Investment Flow Chart Analysis -1-29-2021


Many times, I have been asked to set forth the methodology by which I make decisions about whether to invest either long or short in the stock market. So here goes ….


The methods described below borrow heavily upon the lessons learned from Ernie Zahn, Ralph Hansmann and William T. Golden at Cornell, Linder & Co. during my time on Wall Street in the 1960’s utilizing fundamental research including Point & Figure charting.


Since then, I have incorporated ideas from William O’Neil’s CANSLIM methodology, Ian Woodard and High Growth Stocks as well as Stock Charts.


The first decision is to determine what the daily, short-term or long-term trend of the investment market is.  To make this determination, look at the 50- and 200-day simple moving averages on a weekly chart as shown below to determine if both the NASDAQ and the S&P 500 averages are either both positive, both negative and/or split.


As can be seen in the above charts of the NASDAQ and the S&P 500, the two indices are above both the 50- and 200-day simple moving average lines, so the presumption is that the market is in a longer-term positive trend. 


Now, the question is whether the positive trend will continue or whether a fall below the 8-day simple moving average on higher average volume or the S&P 500 might suggest that change is coming.  The NASDAQ has fallen close to the 8-day line and volume has surged to the highest level in the past 24 months.


So now the question is whether to:


1.       Be long,

2.       Be short, or

3.       Be on the sidelines.


Remember pigs get slaughtered.


The daily charts show recent daily action in both the NASDAQ and the S&P 500.  The view to the right of each chart shows in detail recent trends and volume movement.




While longer-term trend shown in the first set of charts suggests a positive market, the daily charts suggest that we might be at a turning point. To get a better handle on whether the market is moving from a “Market in Uptrend”, we take a look at the Accumulation/Distribution chart shown below. As can be clearly shown, the number of “A” rated stocks according to IBD has clearly peaked and has now fallen as of Thursday to below the green zone. The methodology which I use has a rule that states that when the line falls below the green zone, profits need to be taken.  Further, when the line falls below the red line, the trading portfolio should be in cash.



The Strategic Investing Portfolio went to cash thanks to its selling rules on January 27th.  In running the various screens in both IBD stock screener and StockCharts, we have not found any positions in which to recently invest. However, we have placed a few on the Watch List.


We continue to run the various IBD and StockCharts screens each day but the current political and economic conditions suggest that prudence is justified.

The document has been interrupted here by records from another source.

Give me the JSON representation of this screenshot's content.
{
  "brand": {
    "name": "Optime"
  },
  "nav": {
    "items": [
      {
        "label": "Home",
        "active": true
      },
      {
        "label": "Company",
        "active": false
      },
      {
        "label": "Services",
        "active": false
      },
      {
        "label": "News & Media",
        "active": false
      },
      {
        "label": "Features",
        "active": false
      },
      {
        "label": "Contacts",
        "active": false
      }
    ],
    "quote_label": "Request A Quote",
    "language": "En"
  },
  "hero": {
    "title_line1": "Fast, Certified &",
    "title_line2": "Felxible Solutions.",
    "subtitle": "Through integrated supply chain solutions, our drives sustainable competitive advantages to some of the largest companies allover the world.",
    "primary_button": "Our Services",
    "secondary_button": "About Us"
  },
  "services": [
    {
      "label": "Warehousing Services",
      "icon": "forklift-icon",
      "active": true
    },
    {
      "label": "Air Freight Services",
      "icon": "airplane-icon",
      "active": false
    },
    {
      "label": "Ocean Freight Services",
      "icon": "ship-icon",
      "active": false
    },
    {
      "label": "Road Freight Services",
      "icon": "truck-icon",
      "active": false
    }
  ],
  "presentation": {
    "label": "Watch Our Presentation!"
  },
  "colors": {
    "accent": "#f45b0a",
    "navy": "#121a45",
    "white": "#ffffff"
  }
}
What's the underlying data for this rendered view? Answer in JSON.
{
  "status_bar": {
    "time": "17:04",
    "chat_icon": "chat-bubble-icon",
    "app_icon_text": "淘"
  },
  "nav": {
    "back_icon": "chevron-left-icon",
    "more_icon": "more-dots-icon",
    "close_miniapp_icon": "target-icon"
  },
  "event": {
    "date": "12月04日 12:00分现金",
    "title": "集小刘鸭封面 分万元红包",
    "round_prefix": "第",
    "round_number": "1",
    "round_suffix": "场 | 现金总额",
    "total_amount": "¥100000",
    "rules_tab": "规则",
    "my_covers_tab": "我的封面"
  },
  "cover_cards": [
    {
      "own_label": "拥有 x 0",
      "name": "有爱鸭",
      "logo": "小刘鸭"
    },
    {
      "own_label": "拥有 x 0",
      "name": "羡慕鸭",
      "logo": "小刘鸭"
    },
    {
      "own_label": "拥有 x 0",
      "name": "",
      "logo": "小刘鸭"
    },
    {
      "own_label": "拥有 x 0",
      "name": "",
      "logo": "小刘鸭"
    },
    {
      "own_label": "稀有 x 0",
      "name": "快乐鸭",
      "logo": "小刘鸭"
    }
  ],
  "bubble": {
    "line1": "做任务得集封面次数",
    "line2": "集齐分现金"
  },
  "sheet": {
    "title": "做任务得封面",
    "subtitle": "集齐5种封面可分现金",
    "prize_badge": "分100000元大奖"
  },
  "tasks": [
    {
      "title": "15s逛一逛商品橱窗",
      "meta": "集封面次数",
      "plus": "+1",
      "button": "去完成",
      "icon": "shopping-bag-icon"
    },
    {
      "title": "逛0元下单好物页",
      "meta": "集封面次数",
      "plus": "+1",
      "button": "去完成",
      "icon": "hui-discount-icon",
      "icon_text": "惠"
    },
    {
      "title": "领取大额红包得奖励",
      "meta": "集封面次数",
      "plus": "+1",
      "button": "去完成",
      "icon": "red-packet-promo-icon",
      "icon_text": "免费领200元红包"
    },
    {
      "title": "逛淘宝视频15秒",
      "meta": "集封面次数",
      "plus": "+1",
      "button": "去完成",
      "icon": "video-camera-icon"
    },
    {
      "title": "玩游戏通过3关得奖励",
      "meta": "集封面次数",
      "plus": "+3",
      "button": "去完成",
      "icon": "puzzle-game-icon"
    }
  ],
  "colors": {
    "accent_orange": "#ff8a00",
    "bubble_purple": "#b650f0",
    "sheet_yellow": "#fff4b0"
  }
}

Many people have bewailed the mess surrounding GameStop and other stocks. However, changing the rules to prevent a breakdown in the markets has been around for centuries.  The bullion banks and the commodity exchanges have changed the margin requirements multiple times to prevent them from going bankrupt.  Doesn’t anyone remember the Hunt’s foray into the silver market back in the 70’s and how the exchange survived?


Nothing is new …. Just a new group of sheep to be shorn.


Fred Richards

31 January 2021